  • More people are losing their homes today than ever have in our lifetime.
  • Americans carry almost $1 trillion in credit card debt and $2.5 trillion in total debt, and many are struggling to make their monthly payments.
  • More than 5,000 people file for bankruptcy every business day.
  • Financial problems are a leading trigger of depression and divorce.
  • Financial distress can be devastating to our emotional well-being.

“It is possible for individuals to gain financial clarity, new behaviors for handling money and a clear understanding of how to align their spending with their values,” says Sam Beasley, CADC, coauthor with Suzanne Lorenz, LCSW, of Wealth and Well-Being, How Therapists, Counselors, and Helping Professionals Can Assist Clients through the Emotional Barriers to Financial Independence (Any Wind Publishing, June 2009).

“In our changing economy, money may be the biggest problem people face, but their coping styles and emotional reactions to stress probably have not changed. Money is a powerful symbol. Few factors touch as many areas of our lives as does money. It is time for helping professionals to end their silence and address financial well-being.” Financial trauma can trigger emotional trauma, and when people seek help from their counselors and therapists, they often find the financial aspect is not addressed. Wealth and Well-Being guides treatment providers in breaking their silence about money, in addressing their own financial well-being and in encouraging their clients to do the same.

Developing financial well-being is possible. It starts with one person telling the truth about what’s happened in his or her financial life in a safe, supportive environment. Being able to talk about money, to gain insight into our financial histories and our current behaviors with money and to learn a few new skills is all most of us need to be on our way to economic freedom.

Authors Suzanne Lorenz and Sam Beasley know how emotions and addictions affect human behavior. Not only do they have 20 years’ experience with women’s issues, substance abuse, trauma, depression, anxiety and post-traumatic stress disorder, but they also help people address common financial behavioral problems, learn how money works in the United States and understand how emotions impact our relationship with money.

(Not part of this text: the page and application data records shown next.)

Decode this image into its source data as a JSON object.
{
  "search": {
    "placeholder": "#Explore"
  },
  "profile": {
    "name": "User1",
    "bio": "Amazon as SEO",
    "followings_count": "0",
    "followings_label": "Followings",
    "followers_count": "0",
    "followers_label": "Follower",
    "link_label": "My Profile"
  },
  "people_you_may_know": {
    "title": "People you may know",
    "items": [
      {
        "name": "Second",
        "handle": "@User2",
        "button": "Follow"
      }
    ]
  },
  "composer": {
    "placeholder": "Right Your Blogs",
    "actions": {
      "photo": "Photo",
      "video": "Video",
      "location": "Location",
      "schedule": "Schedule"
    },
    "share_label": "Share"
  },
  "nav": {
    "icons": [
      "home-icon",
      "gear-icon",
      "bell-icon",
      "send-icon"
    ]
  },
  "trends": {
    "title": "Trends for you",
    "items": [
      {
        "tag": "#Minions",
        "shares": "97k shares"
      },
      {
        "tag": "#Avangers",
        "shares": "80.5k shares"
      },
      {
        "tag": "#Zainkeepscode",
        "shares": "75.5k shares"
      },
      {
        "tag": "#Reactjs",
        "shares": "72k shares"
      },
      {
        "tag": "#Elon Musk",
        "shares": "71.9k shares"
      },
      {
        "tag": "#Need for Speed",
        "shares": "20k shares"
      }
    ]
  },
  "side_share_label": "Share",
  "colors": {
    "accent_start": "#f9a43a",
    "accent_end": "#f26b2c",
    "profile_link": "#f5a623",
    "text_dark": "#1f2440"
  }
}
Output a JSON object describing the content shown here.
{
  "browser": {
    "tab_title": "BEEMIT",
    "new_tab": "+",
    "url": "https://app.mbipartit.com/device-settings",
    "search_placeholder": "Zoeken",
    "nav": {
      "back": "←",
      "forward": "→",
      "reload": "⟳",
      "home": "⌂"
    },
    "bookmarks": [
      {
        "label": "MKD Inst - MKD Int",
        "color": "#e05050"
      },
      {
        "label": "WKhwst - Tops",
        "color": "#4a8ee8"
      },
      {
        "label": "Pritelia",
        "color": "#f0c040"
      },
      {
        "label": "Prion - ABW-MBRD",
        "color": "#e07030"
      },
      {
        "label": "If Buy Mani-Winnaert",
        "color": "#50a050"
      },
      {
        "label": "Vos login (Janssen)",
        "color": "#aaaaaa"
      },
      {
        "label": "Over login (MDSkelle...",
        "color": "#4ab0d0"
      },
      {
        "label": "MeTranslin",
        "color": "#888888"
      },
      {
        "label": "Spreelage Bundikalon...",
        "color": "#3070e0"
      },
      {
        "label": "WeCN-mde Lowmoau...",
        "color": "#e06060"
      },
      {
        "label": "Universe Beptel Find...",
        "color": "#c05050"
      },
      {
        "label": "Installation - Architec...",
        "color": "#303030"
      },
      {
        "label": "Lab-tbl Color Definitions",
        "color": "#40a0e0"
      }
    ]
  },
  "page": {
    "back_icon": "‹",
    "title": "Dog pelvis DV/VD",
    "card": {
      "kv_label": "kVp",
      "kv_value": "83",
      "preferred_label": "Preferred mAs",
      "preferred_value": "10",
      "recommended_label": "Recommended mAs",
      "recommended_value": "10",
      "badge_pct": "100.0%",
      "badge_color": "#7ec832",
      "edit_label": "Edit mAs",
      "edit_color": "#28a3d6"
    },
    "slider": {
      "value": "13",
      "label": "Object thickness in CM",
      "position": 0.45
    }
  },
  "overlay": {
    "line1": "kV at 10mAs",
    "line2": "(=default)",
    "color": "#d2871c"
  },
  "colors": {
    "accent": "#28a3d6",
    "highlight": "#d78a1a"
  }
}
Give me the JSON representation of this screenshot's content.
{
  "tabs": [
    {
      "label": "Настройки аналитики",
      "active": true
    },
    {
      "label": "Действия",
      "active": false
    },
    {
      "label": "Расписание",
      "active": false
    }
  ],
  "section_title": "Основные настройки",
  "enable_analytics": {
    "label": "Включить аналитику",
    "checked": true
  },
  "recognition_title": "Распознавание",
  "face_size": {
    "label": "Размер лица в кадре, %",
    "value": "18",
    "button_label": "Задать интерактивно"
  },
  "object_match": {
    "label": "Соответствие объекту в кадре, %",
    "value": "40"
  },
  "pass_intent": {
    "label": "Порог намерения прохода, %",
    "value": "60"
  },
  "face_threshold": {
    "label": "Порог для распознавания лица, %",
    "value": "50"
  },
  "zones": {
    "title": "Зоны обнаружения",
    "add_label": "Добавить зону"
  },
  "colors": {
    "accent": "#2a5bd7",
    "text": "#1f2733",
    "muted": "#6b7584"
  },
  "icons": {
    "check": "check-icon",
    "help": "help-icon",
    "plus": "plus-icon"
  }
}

For more information, a copy of Wealth and Well-Being or an interview with the authors, please contact Susan Prescott,

© 2014 Wealth and Well-Being